:: Data listing ::

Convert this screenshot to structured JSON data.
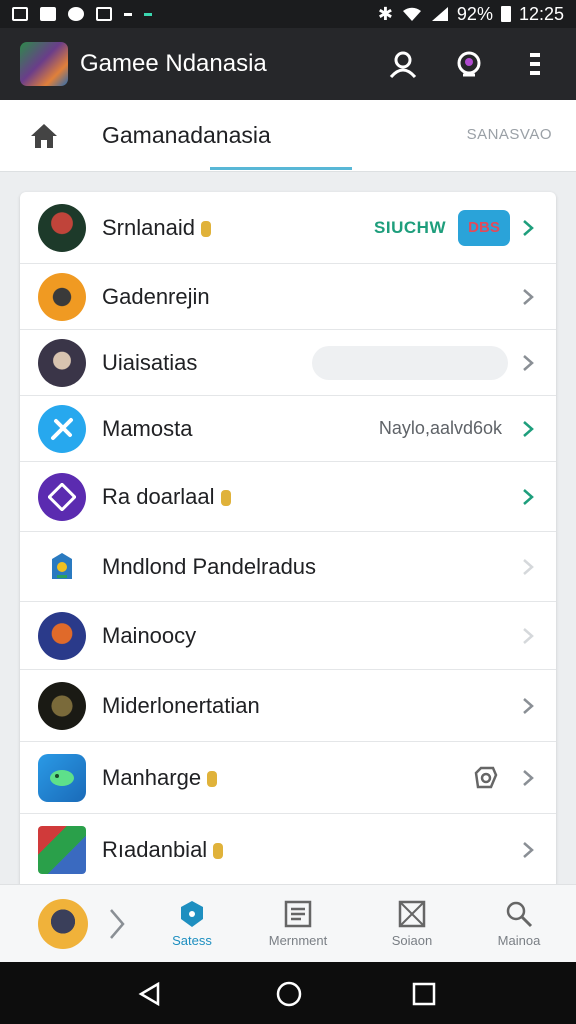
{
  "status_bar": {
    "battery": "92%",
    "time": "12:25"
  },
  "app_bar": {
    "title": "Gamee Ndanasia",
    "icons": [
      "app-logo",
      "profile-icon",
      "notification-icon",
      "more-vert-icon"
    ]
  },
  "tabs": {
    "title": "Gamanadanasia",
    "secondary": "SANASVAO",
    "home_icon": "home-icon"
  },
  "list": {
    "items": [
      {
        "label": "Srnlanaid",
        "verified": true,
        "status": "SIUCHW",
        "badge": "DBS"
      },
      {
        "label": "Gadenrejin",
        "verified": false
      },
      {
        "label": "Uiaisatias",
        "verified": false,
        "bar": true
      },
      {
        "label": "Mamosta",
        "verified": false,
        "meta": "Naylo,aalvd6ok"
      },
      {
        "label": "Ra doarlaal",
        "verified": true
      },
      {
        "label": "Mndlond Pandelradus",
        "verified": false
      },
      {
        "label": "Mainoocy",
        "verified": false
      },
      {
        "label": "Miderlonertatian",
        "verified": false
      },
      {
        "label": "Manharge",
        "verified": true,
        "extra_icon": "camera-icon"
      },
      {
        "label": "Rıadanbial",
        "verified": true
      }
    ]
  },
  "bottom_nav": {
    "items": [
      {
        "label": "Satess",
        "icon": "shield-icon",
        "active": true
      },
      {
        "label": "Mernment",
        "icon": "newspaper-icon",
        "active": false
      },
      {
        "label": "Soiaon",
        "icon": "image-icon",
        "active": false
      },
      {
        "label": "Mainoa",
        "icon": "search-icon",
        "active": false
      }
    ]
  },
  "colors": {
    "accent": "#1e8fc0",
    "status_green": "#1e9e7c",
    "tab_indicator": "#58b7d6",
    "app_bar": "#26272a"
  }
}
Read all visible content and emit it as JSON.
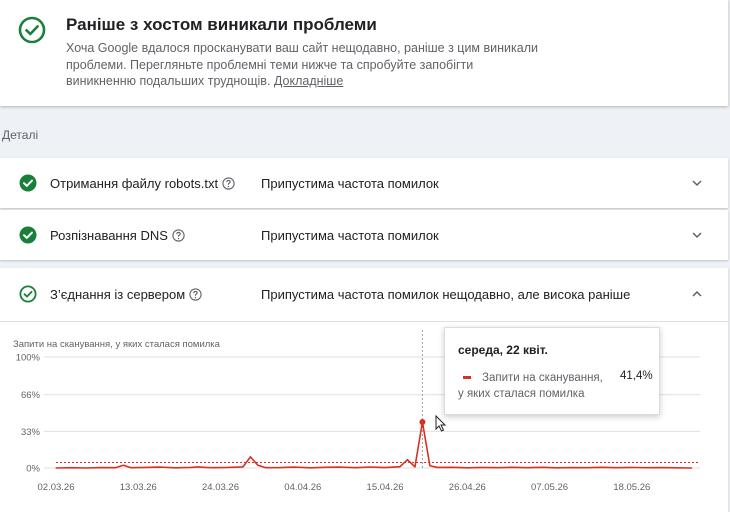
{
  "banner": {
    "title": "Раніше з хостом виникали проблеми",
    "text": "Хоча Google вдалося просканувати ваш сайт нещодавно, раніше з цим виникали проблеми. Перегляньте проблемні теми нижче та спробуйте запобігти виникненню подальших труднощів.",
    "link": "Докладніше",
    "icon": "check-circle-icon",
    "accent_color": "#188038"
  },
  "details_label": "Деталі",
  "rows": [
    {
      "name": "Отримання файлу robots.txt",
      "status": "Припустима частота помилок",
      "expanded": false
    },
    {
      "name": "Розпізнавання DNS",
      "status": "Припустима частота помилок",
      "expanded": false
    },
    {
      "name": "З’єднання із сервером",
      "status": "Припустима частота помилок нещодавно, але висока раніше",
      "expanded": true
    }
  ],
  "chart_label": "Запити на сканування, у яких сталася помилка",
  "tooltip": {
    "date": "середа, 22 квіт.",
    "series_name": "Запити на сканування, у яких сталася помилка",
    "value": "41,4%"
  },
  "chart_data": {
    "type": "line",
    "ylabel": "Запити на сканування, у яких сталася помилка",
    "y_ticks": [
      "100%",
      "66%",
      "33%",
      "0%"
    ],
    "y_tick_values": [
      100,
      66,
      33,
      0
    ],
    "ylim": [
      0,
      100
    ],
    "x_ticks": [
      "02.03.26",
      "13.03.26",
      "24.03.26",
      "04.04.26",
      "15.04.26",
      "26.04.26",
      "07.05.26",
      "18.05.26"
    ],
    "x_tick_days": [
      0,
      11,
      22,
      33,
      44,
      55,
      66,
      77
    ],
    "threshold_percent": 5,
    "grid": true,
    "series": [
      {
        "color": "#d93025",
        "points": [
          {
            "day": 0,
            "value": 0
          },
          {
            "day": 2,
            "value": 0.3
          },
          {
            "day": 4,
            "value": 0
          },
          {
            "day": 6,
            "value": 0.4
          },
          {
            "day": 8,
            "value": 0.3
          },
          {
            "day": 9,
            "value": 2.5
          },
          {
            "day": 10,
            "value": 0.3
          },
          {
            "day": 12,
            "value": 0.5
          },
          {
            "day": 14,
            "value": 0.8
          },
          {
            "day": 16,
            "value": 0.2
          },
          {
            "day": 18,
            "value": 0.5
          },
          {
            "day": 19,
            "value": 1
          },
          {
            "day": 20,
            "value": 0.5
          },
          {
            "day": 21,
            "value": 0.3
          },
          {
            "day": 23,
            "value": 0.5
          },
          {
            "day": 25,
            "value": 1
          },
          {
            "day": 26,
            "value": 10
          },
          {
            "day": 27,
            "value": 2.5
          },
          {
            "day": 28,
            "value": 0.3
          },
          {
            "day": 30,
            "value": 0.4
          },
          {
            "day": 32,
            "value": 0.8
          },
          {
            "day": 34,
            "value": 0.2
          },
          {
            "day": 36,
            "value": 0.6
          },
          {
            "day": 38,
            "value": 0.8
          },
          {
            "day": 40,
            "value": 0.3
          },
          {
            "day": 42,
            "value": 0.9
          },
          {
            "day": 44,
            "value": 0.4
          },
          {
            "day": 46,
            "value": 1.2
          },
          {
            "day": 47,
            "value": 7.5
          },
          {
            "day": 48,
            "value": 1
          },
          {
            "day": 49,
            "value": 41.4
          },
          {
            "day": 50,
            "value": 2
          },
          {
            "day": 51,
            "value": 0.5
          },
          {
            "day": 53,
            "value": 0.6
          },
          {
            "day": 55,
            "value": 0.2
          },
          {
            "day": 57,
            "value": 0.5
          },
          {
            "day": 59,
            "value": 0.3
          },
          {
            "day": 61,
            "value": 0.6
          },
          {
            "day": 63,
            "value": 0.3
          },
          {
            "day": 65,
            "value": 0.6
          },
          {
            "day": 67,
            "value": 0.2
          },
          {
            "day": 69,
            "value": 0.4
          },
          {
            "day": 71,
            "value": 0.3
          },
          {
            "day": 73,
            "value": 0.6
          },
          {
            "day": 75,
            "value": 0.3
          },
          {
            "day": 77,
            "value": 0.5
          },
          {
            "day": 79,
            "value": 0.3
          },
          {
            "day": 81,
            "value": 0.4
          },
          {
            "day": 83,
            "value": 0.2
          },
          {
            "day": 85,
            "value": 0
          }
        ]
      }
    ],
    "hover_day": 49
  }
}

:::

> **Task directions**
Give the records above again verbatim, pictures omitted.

> **Answer to the exercise**
Convert this screenshot to structured JSON data.
{
  "status_bar": {
    "battery": "92%",
    "time": "12:25"
  },
  "app_bar": {
    "title": "Gamee Ndanasia",
    "icons": [
      "app-logo",
      "profile-icon",
      "notification-icon",
      "more-vert-icon"
    ]
  },
  "tabs": {
    "title": "Gamanadanasia",
    "secondary": "SANASVAO",
    "home_icon": "home-icon"
  },
  "list": {
    "items": [
      {
        "label": "Srnlanaid",
        "verified": true,
        "status": "SIUCHW",
        "badge": "DBS"
      },
      {
        "label": "Gadenrejin",
        "verified": false
      },
      {
        "label": "Uiaisatias",
        "verified": false,
        "bar": true
      },
      {
        "label": "Mamosta",
        "verified": false,
        "meta": "Naylo,aalvd6ok"
      },
      {
        "label": "Ra doarlaal",
        "verified": true
      },
      {
        "label": "Mndlond Pandelradus",
        "verified": false
      },
      {
        "label": "Mainoocy",
        "verified": false
      },
      {
        "label": "Miderlonertatian",
        "verified": false
      },
      {
        "label": "Manharge",
        "verified": true,
        "extra_icon": "camera-icon"
      },
      {
        "label": "Rıadanbial",
        "verified": true
      }
    ]
  },
  "bottom_nav": {
    "items": [
      {
        "label": "Satess",
        "icon": "shield-icon",
        "active": true
      },
      {
        "label": "Mernment",
        "icon": "newspaper-icon",
        "active": false
      },
      {
        "label": "Soiaon",
        "icon": "image-icon",
        "active": false
      },
      {
        "label": "Mainoa",
        "icon": "search-icon",
        "active": false
      }
    ]
  },
  "colors": {
    "accent": "#1e8fc0",
    "status_green": "#1e9e7c",
    "tab_indicator": "#58b7d6",
    "app_bar": "#26272a"
  }
}
Read all visible content and emit it as JSON.
{
  "banner": {
    "title": "Раніше з хостом виникали проблеми",
    "text": "Хоча Google вдалося просканувати ваш сайт нещодавно, раніше з цим виникали проблеми. Перегляньте проблемні теми нижче та спробуйте запобігти виникненню подальших труднощів.",
    "link": "Докладніше",
    "icon": "check-circle-icon",
    "accent_color": "#188038"
  },
  "details_label": "Деталі",
  "rows": [
    {
      "name": "Отримання файлу robots.txt",
      "status": "Припустима частота помилок",
      "expanded": false
    },
    {
      "name": "Розпізнавання DNS",
      "status": "Припустима частота помилок",
      "expanded": false
    },
    {
      "name": "З’єднання із сервером",
      "status": "Припустима частота помилок нещодавно, але висока раніше",
      "expanded": true
    }
  ],
  "chart_label": "Запити на сканування, у яких сталася помилка",
  "tooltip": {
    "date": "середа, 22 квіт.",
    "series_name": "Запити на сканування, у яких сталася помилка",
    "value": "41,4%"
  },
  "chart_data": {
    "type": "line",
    "ylabel": "Запити на сканування, у яких сталася помилка",
    "y_ticks": [
      "100%",
      "66%",
      "33%",
      "0%"
    ],
    "y_tick_values": [
      100,
      66,
      33,
      0
    ],
    "ylim": [
      0,
      100
    ],
    "x_ticks": [
      "02.03.26",
      "13.03.26",
      "24.03.26",
      "04.04.26",
      "15.04.26",
      "26.04.26",
      "07.05.26",
      "18.05.26"
    ],
    "x_tick_days": [
      0,
      11,
      22,
      33,
      44,
      55,
      66,
      77
    ],
    "threshold_percent": 5,
    "grid": true,
    "series": [
      {
        "color": "#d93025",
        "points": [
          {
            "day": 0,
            "value": 0
          },
          {
            "day": 2,
            "value": 0.3
          },
          {
            "day": 4,
            "value": 0
          },
          {
            "day": 6,
            "value": 0.4
          },
          {
            "day": 8,
            "value": 0.3
          },
          {
            "day": 9,
            "value": 2.5
          },
          {
            "day": 10,
            "value": 0.3
          },
          {
            "day": 12,
            "value": 0.5
          },
          {
            "day": 14,
            "value": 0.8
          },
          {
            "day": 16,
            "value": 0.2
          },
          {
            "day": 18,
            "value": 0.5
          },
          {
            "day": 19,
            "value": 1
          },
          {
            "day": 20,
            "value": 0.5
          },
          {
            "day": 21,
            "value": 0.3
          },
          {
            "day": 23,
            "value": 0.5
          },
          {
            "day": 25,
            "value": 1
          },
          {
            "day": 26,
            "value": 10
          },
          {
            "day": 27,
            "value": 2.5
          },
          {
            "day": 28,
            "value": 0.3
          },
          {
            "day": 30,
            "value": 0.4
          },
          {
            "day": 32,
            "value": 0.8
          },
          {
            "day": 34,
            "value": 0.2
          },
          {
            "day": 36,
            "value": 0.6
          },
          {
            "day": 38,
            "value": 0.8
          },
          {
            "day": 40,
            "value": 0.3
          },
          {
            "day": 42,
            "value": 0.9
          },
          {
            "day": 44,
            "value": 0.4
          },
          {
            "day": 46,
            "value": 1.2
          },
          {
            "day": 47,
            "value": 7.5
          },
          {
            "day": 48,
            "value": 1
          },
          {
            "day": 49,
            "value": 41.4
          },
          {
            "day": 50,
            "value": 2
          },
          {
            "day": 51,
            "value": 0.5
          },
          {
            "day": 53,
            "value": 0.6
          },
          {
            "day": 55,
            "value": 0.2
          },
          {
            "day": 57,
            "value": 0.5
          },
          {
            "day": 59,
            "value": 0.3
          },
          {
            "day": 61,
            "value": 0.6
          },
          {
            "day": 63,
            "value": 0.3
          },
          {
            "day": 65,
            "value": 0.6
          },
          {
            "day": 67,
            "value": 0.2
          },
          {
            "day": 69,
            "value": 0.4
          },
          {
            "day": 71,
            "value": 0.3
          },
          {
            "day": 73,
            "value": 0.6
          },
          {
            "day": 75,
            "value": 0.3
          },
          {
            "day": 77,
            "value": 0.5
          },
          {
            "day": 79,
            "value": 0.3
          },
          {
            "day": 81,
            "value": 0.4
          },
          {
            "day": 83,
            "value": 0.2
          },
          {
            "day": 85,
            "value": 0
          }
        ]
      }
    ],
    "hover_day": 49
  }
}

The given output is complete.